▸ **What to produce**
Exactly as shown below, retype every line of the data.

━━━

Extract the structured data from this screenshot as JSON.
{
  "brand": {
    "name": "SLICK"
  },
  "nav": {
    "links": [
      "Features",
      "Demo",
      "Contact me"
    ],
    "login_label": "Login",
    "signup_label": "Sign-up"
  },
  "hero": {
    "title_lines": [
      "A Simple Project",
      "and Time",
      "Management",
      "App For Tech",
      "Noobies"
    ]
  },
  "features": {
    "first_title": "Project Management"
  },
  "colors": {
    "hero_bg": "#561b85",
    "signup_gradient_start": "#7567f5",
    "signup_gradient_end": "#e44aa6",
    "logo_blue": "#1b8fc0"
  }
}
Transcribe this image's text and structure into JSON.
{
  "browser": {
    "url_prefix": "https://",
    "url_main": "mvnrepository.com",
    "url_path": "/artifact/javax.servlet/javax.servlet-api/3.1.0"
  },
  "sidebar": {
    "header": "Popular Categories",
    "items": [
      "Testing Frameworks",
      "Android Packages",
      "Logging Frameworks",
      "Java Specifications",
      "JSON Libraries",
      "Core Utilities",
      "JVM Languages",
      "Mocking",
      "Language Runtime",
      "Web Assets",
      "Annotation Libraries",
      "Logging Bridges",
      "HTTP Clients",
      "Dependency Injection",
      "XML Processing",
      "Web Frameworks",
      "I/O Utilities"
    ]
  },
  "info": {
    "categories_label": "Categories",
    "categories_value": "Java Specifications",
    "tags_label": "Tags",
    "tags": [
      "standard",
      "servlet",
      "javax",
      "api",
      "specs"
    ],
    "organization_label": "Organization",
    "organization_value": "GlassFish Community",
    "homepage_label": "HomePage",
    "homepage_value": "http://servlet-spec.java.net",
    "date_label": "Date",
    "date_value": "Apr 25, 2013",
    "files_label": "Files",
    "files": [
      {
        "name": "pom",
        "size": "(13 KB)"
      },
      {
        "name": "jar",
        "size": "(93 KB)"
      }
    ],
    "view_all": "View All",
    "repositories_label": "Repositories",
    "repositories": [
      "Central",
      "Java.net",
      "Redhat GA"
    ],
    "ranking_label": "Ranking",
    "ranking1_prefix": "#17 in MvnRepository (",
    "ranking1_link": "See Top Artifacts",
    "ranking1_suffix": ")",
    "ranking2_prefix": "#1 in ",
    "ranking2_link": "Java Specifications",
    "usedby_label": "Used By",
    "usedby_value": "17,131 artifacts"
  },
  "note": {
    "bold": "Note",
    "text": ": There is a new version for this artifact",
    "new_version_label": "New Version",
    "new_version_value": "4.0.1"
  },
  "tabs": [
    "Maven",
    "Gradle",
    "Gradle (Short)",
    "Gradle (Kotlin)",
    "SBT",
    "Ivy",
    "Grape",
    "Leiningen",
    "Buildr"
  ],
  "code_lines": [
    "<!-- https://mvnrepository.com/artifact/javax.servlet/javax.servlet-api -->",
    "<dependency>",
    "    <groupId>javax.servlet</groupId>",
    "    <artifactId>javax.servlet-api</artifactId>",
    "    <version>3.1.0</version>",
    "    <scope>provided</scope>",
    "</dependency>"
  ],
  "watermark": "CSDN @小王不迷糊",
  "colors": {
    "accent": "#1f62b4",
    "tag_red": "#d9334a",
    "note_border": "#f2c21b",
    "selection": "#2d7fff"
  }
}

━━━

▸ **Solution**
Extract the structured data from this screenshot as JSON.
{
  "brand": {
    "name": "SLICK"
  },
  "nav": {
    "links": [
      "Features",
      "Demo",
      "Contact me"
    ],
    "login_label": "Login",
    "signup_label": "Sign-up"
  },
  "hero": {
    "title_lines": [
      "A Simple Project",
      "and Time",
      "Management",
      "App For Tech",
      "Noobies"
    ]
  },
  "features": {
    "first_title": "Project Management"
  },
  "colors": {
    "hero_bg": "#561b85",
    "signup_gradient_start": "#7567f5",
    "signup_gradient_end": "#e44aa6",
    "logo_blue": "#1b8fc0"
  }
}
Transcribe this image's text and structure into JSON.
{
  "browser": {
    "url_prefix": "https://",
    "url_main": "mvnrepository.com",
    "url_path": "/artifact/javax.servlet/javax.servlet-api/3.1.0"
  },
  "sidebar": {
    "header": "Popular Categories",
    "items": [
      "Testing Frameworks",
      "Android Packages",
      "Logging Frameworks",
      "Java Specifications",
      "JSON Libraries",
      "Core Utilities",
      "JVM Languages",
      "Mocking",
      "Language Runtime",
      "Web Assets",
      "Annotation Libraries",
      "Logging Bridges",
      "HTTP Clients",
      "Dependency Injection",
      "XML Processing",
      "Web Frameworks",
      "I/O Utilities"
    ]
  },
  "info": {
    "categories_label": "Categories",
    "categories_value": "Java Specifications",
    "tags_label": "Tags",
    "tags": [
      "standard",
      "servlet",
      "javax",
      "api",
      "specs"
    ],
    "organization_label": "Organization",
    "organization_value": "GlassFish Community",
    "homepage_label": "HomePage",
    "homepage_value": "http://servlet-spec.java.net",
    "date_label": "Date",
    "date_value": "Apr 25, 2013",
    "files_label": "Files",
    "files": [
      {
        "name": "pom",
        "size": "(13 KB)"
      },
      {
        "name": "jar",
        "size": "(93 KB)"
      }
    ],
    "view_all": "View All",
    "repositories_label": "Repositories",
    "repositories": [
      "Central",
      "Java.net",
      "Redhat GA"
    ],
    "ranking_label": "Ranking",
    "ranking1_prefix": "#17 in MvnRepository (",
    "ranking1_link": "See Top Artifacts",
    "ranking1_suffix": ")",
    "ranking2_prefix": "#1 in ",
    "ranking2_link": "Java Specifications",
    "usedby_label": "Used By",
    "usedby_value": "17,131 artifacts"
  },
  "note": {
    "bold": "Note",
    "text": ": There is a new version for this artifact",
    "new_version_label": "New Version",
    "new_version_value": "4.0.1"
  },
  "tabs": [
    "Maven",
    "Gradle",
    "Gradle (Short)",
    "Gradle (Kotlin)",
    "SBT",
    "Ivy",
    "Grape",
    "Leiningen",
    "Buildr"
  ],
  "code_lines": [
    "<!-- https://mvnrepository.com/artifact/javax.servlet/javax.servlet-api -->",
    "<dependency>",
    "    <groupId>javax.servlet</groupId>",
    "    <artifactId>javax.servlet-api</artifactId>",
    "    <version>3.1.0</version>",
    "    <scope>provided</scope>",
    "</dependency>"
  ],
  "watermark": "CSDN @小王不迷糊",
  "colors": {
    "accent": "#1f62b4",
    "tag_red": "#d9334a",
    "note_border": "#f2c21b",
    "selection": "#2d7fff"
  }
}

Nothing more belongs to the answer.